A few months back I could hardly walk. Internalizing stress was just eating me alive from the inside. Decades of codependency with unhealthy choices....and my body was just like.... "Yeah, fuck you guy."
I've been aggressive in my recovery. Lots of massages, more sleep, chiropractors, water, conversations, & putting my energy into creating things. I was making peace with the present moment.
3 months free of all my addictions and completely void of pain now.
What did I learn?
People are always addicted to thinking patterns. It's not the things that we point our fingers at...
Behavior is just the manifestation & expression of those patterns.
Human beings are always stressing the negative. "Quit that... You're going to die." "Don't you think about how this will effect this person or that one." "You're a lost cause.... I give up on you."
Blah blah blah.
We allow outside voices to become our excuse to stay the same & we value those people's opinions more than we value our own.
If you want to kick a bad habit, here is my suggestion...
Identify why you really started. No superficial bullshit answers and no negative victim minded bullshit. It's not because of stress, it's not because of loneliness . It's not someone else's behavior that causes yours. Get real with yourself. Be incredibly honest with YOU. There's a reason you started something. Identifying those reasons are the first step to change.
Maybe you wanted something. A feeling. A relationship. Something or someone to depend upon. An escape. A judgement free zone for your innermost desires and passions.
Did your addiction meet those needs? Or instead, did you find yourself a prisoner to those addictions.
Are you better off now?
If the answer is no, as it almost always is, then you're not "quitting."
Nobody successfully "quits."
There's nothing to quit or give up when you get nothing out of something.
You can't quit on a relationship that doesn't exist. You can fool yourself for a while, but when you truly do the inner question & answer session, the truth is right there. You have a paradigm shift in your consciousness. This process is one of beginning...or growing. Opening the doors to allowing yourself to separate from the habits & ultimately, elevating above them.
One might think the battle is over there, but it's just the beginning. You must find the reason you started your addiction to begin with. You are missing parts of yourself. A void you try to fill with useless acts or thoughts.
You must become the adult you needed as a child. The inspiration to your inner child. You have to meet that child's needs. Say the words that child needed to hear but nobody said, remind that child that their problems & fears... They are temporary. Remind them of the strength they have inside of them.
Nurture that inner child as if he/she was your own.
Because that child is your greatest responsibility. That relationship causes a ripple effect that will shake your family tree for generations.

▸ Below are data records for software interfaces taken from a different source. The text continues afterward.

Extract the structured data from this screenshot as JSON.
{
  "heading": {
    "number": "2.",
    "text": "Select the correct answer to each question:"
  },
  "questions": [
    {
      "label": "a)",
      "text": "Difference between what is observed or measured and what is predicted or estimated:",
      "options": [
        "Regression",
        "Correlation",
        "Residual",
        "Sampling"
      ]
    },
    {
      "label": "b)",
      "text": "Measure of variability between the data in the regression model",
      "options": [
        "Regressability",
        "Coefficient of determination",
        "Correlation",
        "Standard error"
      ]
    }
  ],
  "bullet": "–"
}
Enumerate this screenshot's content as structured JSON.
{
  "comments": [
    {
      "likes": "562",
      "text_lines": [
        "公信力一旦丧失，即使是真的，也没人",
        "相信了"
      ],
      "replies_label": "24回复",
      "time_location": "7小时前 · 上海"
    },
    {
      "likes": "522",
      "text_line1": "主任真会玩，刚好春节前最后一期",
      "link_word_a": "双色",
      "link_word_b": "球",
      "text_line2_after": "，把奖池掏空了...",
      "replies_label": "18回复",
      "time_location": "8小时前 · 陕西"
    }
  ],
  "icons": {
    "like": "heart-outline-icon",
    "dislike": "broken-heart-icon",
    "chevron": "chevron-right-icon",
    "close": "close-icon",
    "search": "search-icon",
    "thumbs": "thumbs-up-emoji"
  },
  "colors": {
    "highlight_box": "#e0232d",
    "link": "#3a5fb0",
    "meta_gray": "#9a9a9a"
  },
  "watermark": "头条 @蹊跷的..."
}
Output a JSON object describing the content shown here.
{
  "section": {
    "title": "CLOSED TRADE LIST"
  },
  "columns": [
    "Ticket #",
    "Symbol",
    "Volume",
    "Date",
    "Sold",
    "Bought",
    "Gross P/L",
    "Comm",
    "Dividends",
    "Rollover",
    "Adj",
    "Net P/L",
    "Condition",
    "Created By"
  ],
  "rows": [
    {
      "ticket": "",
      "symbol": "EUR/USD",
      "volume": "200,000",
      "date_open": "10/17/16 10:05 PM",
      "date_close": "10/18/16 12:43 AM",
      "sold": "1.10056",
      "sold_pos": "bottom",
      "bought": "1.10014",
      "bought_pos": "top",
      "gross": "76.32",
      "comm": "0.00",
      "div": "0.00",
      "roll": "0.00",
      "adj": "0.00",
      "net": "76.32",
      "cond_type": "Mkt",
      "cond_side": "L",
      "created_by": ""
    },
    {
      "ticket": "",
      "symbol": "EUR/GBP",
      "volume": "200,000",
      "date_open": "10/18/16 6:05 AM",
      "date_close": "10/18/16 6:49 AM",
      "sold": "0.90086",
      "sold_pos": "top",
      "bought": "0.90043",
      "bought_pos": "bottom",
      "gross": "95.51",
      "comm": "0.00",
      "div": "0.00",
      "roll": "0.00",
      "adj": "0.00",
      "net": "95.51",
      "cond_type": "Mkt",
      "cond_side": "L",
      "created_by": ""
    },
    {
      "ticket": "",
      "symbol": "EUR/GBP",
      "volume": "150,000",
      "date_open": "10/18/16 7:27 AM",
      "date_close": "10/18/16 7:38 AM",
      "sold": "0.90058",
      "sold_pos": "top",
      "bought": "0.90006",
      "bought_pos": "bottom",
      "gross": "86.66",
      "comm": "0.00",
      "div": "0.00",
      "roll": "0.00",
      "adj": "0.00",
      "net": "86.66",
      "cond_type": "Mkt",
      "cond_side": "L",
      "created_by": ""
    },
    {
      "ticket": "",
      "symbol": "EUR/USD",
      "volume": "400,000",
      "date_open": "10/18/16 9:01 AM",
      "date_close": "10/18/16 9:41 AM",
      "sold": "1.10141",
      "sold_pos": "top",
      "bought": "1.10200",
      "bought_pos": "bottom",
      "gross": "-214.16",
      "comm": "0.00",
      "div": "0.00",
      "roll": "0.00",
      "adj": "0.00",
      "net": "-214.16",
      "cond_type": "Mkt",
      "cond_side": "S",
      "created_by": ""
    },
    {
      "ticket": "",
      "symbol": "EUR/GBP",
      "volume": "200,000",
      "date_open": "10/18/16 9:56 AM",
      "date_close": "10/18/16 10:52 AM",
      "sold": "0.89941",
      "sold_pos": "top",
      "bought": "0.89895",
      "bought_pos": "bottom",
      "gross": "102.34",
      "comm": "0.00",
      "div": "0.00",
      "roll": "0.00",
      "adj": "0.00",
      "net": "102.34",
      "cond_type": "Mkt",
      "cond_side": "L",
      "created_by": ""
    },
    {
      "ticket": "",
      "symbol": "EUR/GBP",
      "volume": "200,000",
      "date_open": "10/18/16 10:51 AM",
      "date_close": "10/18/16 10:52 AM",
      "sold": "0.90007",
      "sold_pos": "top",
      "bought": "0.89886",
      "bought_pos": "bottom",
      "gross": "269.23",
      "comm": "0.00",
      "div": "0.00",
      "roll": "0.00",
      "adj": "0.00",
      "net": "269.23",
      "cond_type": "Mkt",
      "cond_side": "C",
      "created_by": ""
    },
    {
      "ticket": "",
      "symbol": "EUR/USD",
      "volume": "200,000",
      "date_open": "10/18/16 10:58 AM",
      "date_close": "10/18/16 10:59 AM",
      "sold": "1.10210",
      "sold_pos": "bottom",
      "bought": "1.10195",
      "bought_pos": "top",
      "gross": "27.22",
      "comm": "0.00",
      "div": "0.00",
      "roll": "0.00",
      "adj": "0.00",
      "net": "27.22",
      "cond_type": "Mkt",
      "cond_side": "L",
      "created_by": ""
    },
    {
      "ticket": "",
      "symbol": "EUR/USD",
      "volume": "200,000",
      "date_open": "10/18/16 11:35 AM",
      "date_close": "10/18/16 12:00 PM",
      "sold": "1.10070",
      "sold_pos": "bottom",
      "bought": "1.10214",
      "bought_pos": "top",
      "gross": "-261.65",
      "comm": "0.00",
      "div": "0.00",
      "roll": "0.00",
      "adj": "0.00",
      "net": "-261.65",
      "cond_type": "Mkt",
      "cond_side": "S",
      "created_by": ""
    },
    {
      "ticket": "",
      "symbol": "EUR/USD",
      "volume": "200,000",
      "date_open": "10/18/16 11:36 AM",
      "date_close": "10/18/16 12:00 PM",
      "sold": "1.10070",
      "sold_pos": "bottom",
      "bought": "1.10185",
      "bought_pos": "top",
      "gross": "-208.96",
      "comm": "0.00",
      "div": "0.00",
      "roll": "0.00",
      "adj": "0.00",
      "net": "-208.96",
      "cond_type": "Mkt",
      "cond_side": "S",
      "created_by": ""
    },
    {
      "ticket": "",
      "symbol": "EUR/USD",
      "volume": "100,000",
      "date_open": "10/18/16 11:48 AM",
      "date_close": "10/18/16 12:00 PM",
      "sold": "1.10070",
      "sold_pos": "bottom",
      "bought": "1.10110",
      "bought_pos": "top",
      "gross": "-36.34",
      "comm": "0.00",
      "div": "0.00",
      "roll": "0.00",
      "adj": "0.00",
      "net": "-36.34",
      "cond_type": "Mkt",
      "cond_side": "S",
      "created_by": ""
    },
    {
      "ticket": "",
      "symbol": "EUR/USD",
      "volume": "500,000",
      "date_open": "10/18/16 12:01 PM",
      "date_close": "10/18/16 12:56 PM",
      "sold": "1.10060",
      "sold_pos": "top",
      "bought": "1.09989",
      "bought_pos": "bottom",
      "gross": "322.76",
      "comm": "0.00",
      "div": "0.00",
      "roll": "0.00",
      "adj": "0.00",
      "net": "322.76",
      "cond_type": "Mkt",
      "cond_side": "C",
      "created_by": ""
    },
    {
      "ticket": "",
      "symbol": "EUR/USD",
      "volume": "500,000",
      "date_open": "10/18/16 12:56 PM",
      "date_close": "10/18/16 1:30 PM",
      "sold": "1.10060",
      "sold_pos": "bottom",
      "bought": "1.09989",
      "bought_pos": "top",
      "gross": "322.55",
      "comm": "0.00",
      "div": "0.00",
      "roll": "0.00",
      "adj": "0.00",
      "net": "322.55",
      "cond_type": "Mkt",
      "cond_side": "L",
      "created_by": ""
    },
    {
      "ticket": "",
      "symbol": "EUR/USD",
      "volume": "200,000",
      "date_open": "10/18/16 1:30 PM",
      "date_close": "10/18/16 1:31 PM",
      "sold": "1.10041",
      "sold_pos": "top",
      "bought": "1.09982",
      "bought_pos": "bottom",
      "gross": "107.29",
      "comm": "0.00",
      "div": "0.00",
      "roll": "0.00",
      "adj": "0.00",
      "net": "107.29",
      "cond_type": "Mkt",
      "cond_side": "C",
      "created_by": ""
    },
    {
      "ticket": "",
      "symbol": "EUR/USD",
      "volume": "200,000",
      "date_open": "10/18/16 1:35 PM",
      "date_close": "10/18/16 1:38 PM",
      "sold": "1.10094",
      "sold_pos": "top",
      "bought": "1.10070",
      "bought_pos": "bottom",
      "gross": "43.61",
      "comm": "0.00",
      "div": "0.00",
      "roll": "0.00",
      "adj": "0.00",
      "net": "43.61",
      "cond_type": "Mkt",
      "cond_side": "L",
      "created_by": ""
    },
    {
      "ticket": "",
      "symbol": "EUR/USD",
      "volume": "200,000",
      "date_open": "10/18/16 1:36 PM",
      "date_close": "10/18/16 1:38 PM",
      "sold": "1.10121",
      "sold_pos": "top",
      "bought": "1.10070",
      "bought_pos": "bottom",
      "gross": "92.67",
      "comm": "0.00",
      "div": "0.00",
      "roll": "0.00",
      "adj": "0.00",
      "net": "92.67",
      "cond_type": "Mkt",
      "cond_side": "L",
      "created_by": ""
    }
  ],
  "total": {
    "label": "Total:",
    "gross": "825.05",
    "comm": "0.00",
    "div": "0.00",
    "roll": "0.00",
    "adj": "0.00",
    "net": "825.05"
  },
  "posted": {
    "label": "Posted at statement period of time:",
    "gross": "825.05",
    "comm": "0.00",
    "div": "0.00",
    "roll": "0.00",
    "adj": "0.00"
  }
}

You have to love your true self and learn to firmly shake hands with your darkest demons. After all, they are a part of you... The unmet needs, the unspoken words... They are not your enemies.
It's a generational curse you can break. You can quit an addiction FOR the loved ones you lost to an addiction. You might identify your reason for an addiction was a positive association with someone you admired. Maybe they never quit....maybe that was their cause of death. Can you find your ancestors in you? Be their strength too.
Ironically when you truly identify your reasons....you experience ZERO withdraw and zero cravings. In fact that's how you can tell if you've identified your true reason. You're not "trying to quit."....you're fucking done and nothing in the world can change your mind.
So no matter how bad 20/20 is.... This is my year of freedom and recovery. Trying times have always made me who I Am.
This is true for all of us.
It's not what happens to us but it is our reactions to those things that define us. I now have a healthy relationship with even the things that could kill me. In fact I appreciate what they taught me about myself and others.